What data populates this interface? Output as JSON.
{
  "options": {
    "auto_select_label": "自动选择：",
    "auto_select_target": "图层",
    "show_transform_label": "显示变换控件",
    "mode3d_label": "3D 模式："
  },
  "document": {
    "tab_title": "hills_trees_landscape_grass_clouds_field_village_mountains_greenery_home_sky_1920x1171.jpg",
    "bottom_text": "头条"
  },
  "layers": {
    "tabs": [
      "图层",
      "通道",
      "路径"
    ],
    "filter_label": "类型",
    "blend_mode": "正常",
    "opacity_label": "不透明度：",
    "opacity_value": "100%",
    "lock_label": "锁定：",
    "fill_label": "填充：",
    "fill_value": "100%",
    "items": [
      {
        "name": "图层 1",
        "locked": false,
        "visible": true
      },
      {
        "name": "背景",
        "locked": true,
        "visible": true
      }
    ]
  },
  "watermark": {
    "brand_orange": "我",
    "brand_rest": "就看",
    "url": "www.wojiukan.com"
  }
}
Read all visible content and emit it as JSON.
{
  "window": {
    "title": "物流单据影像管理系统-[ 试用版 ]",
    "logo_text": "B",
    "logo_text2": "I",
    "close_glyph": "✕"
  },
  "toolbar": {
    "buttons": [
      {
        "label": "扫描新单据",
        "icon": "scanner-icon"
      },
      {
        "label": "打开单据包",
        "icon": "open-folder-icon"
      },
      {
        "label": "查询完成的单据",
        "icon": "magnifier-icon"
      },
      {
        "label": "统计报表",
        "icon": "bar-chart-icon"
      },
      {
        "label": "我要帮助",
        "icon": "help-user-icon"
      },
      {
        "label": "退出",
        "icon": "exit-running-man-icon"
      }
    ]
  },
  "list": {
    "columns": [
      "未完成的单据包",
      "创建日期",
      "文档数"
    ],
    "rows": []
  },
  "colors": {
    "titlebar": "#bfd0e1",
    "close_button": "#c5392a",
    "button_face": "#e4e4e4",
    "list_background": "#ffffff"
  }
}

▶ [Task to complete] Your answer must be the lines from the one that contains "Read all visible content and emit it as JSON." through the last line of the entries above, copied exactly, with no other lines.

▶ [Result of this exercise]
Read all visible content and emit it as JSON.
{
  "window": {
    "title": "物流单据影像管理系统-[ 试用版 ]",
    "logo_text": "B",
    "logo_text2": "I",
    "close_glyph": "✕"
  },
  "toolbar": {
    "buttons": [
      {
        "label": "扫描新单据",
        "icon": "scanner-icon"
      },
      {
        "label": "打开单据包",
        "icon": "open-folder-icon"
      },
      {
        "label": "查询完成的单据",
        "icon": "magnifier-icon"
      },
      {
        "label": "统计报表",
        "icon": "bar-chart-icon"
      },
      {
        "label": "我要帮助",
        "icon": "help-user-icon"
      },
      {
        "label": "退出",
        "icon": "exit-running-man-icon"
      }
    ]
  },
  "list": {
    "columns": [
      "未完成的单据包",
      "创建日期",
      "文档数"
    ],
    "rows": []
  },
  "colors": {
    "titlebar": "#bfd0e1",
    "close_button": "#c5392a",
    "button_face": "#e4e4e4",
    "list_background": "#ffffff"
  }
}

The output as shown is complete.